Heat shooting guard Dywane Wade lands on Miami Herald photographer Al Diaz. Coincidentally, Laughlin was sitting right next to him.
Heat shooting guard Dywane Wade lands on Miami Herald photographer Al Diaz. Coincidentally, Laughlin was sitting right next to him.

The Miami Heat fell to the San Antonio Spurs in this 2014 NBA Finals, after winning only one game in the seven-game series. Despite the definitive loss, one group may be relieved: the courtside photographers who won't have to feel the weight of falling players for a while.

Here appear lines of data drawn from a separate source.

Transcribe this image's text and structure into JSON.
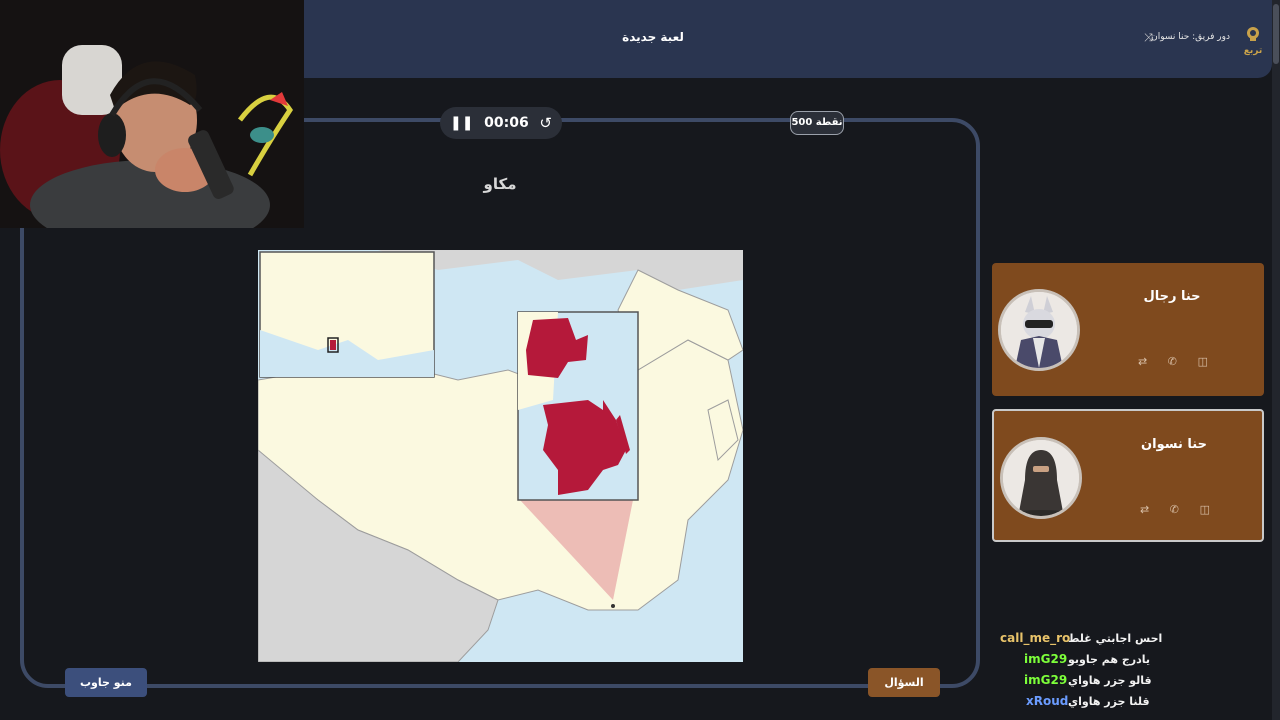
{
  "topbar": {
    "new_game": "لعبة جديدة",
    "team_turn": "دور فريق: حنا نسوان",
    "logo_text": "تربع"
  },
  "timer": {
    "time": "00:06"
  },
  "points": "500 نقطة",
  "question": {
    "title": "مكاو"
  },
  "buttons": {
    "who_answered": "منو جاوب",
    "question": "السؤال"
  },
  "teams": [
    {
      "name": "حنا رجال"
    },
    {
      "name": "حنا نسوان"
    }
  ],
  "chat": [
    {
      "user": "call_me_ro",
      "message": "احس اجابتي غلط",
      "color": "#e8c36a"
    },
    {
      "user": "imG29",
      "message": "يادرج هم جاوبو",
      "color": "#7dff3a"
    },
    {
      "user": "imG29",
      "message": "قالو جزر هاواي",
      "color": "#7dff3a"
    },
    {
      "user": "xRoud",
      "message": "قلنا جزر هاواي",
      "color": "#6b9cff"
    }
  ],
  "colors": {
    "topbar": "#2a3550",
    "frame": "#3d4a66",
    "team_card": "#7f4a1e",
    "macau_highlight": "#b5193a"
  }
}
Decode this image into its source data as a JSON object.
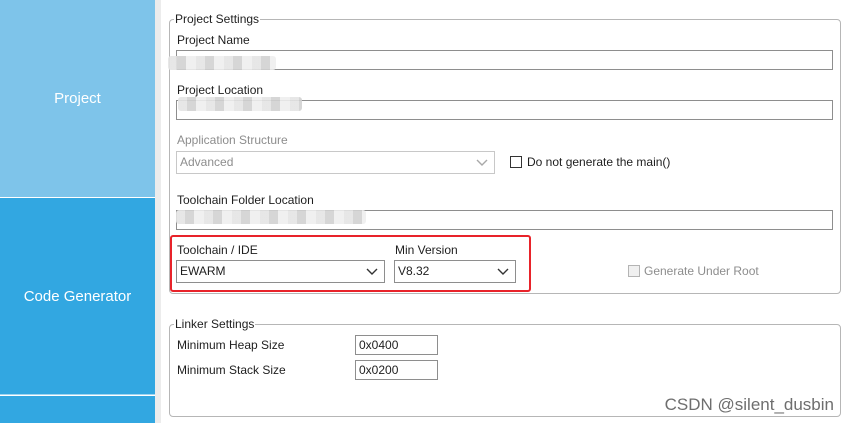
{
  "sidebar": {
    "tabs": [
      {
        "label": "Project"
      },
      {
        "label": "Code Generator"
      }
    ]
  },
  "project_settings": {
    "legend": "Project Settings",
    "project_name": {
      "label": "Project Name",
      "value": ""
    },
    "project_location": {
      "label": "Project Location",
      "value": ""
    },
    "application_structure": {
      "label": "Application Structure",
      "value": "Advanced"
    },
    "no_main": {
      "label": "Do not generate the main()",
      "checked": false
    },
    "toolchain_folder": {
      "label": "Toolchain Folder Location",
      "value": ""
    },
    "toolchain_ide": {
      "label": "Toolchain / IDE",
      "value": "EWARM"
    },
    "min_version": {
      "label": "Min Version",
      "value": "V8.32"
    },
    "generate_under_root": {
      "label": "Generate Under Root",
      "checked": false
    }
  },
  "linker_settings": {
    "legend": "Linker Settings",
    "min_heap": {
      "label": "Minimum Heap Size",
      "value": "0x0400"
    },
    "min_stack": {
      "label": "Minimum Stack Size",
      "value": "0x0200"
    }
  },
  "watermark": "CSDN @silent_dusbin",
  "colors": {
    "sidebar_active": "#7ec4ea",
    "sidebar_inactive": "#32a7e1",
    "highlight": "#e8232a"
  }
}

If you've seen a handful of games, you may have witnessed a basketball player trip, jump or slide off court and onto a nearby photographer (or sometimes fan). Below, read about what it's like to be on the ground when that happens.

HEAVY
When LeBron James fell on him, Sun Sentinel photographer Mike Laughlin says, "he grabbed me from my arms, and literally picked me up like a child. ... He picked me up like he was doing curls."

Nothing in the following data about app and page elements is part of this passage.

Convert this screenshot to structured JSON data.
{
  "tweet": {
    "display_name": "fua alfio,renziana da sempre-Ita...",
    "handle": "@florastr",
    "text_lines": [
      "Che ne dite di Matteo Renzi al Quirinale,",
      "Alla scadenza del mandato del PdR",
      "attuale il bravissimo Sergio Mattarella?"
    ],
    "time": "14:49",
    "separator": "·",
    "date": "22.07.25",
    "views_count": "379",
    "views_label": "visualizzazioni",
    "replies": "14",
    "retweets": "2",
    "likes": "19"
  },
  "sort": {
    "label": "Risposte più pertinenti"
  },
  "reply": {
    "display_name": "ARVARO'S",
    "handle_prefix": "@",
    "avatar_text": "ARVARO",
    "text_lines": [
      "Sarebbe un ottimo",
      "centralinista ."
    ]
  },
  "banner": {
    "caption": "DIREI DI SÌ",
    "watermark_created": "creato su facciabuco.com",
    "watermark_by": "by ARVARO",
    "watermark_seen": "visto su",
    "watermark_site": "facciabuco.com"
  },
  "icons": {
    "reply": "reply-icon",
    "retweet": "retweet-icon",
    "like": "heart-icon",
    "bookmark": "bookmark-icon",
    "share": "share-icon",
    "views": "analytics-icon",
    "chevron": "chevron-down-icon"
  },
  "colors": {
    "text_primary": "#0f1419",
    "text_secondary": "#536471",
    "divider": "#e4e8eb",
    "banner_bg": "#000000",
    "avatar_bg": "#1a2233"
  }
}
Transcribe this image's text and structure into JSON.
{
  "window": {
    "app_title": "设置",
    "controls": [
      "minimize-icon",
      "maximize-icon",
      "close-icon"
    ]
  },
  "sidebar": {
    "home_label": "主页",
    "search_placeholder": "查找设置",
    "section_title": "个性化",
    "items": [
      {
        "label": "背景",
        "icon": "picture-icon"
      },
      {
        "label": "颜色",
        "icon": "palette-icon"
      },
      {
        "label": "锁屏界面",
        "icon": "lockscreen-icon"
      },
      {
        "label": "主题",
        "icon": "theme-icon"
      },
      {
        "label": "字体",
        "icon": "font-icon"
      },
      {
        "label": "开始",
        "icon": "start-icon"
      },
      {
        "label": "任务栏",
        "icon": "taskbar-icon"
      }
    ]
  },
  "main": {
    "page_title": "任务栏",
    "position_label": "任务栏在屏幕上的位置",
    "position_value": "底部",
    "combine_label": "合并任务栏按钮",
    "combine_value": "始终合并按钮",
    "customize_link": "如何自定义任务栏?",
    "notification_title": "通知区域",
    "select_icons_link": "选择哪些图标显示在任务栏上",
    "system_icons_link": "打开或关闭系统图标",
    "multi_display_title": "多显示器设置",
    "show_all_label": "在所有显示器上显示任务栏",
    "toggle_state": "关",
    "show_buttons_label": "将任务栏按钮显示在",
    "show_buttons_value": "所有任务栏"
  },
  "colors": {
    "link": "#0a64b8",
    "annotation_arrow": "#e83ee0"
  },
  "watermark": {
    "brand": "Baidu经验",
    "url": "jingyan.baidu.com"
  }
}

Laughlin says he weighs 220 lbs. James only weighs about 30 more. But he's still a nearly 7-feet-tall, roughly 250-lb. mass of muscle.

Al Diaz of the Miami Herald says courtside photographers can feel "vibrations" on the floor when 'Bron dunks the ball or runs towards the basket.

"LeBron comes pounding in and the floor shakes," Diaz says. "And it's like... 'Oh, my God.'"

SWEATY
Laughlin says the part he hates the most about crash-landing basketball players is how sweaty they are. He says, "when they fall on you, they usually get you wet from their sweat."

Last year at an away game, Dywane Wade fell backwards onto Diaz. 

"His sweaty cheek landed on my face," he says. That's intimate.

SOMETIMES DAMAGING
That Wade landing also touched Diaz's camera. The Heat shooting guard's impact was enough to bend a metal ring around the camera's lens.

"It doesn't really affect the lens too much," Diaz says. He was still using that lens during this year's finals.

But even though photographers' equipment sometimes gets battle scars, Diaz says they don't really trade battle stories. His Miami Herald colleague Charles Trainor says he thinks it's mostly the fans in the expensive courtside seats who find the falls exciting.

"Believe me," he says, "the next day at the water cooler -- or, they probably own the building that the water cooler's in -- they're probably telling people, 'Wow... LeBron James fell on my lap. ... I'll never wash that shirt.'"

Below, see some photos of the Miami Herald's David Santiago in various states of collapse with Dywane Wade.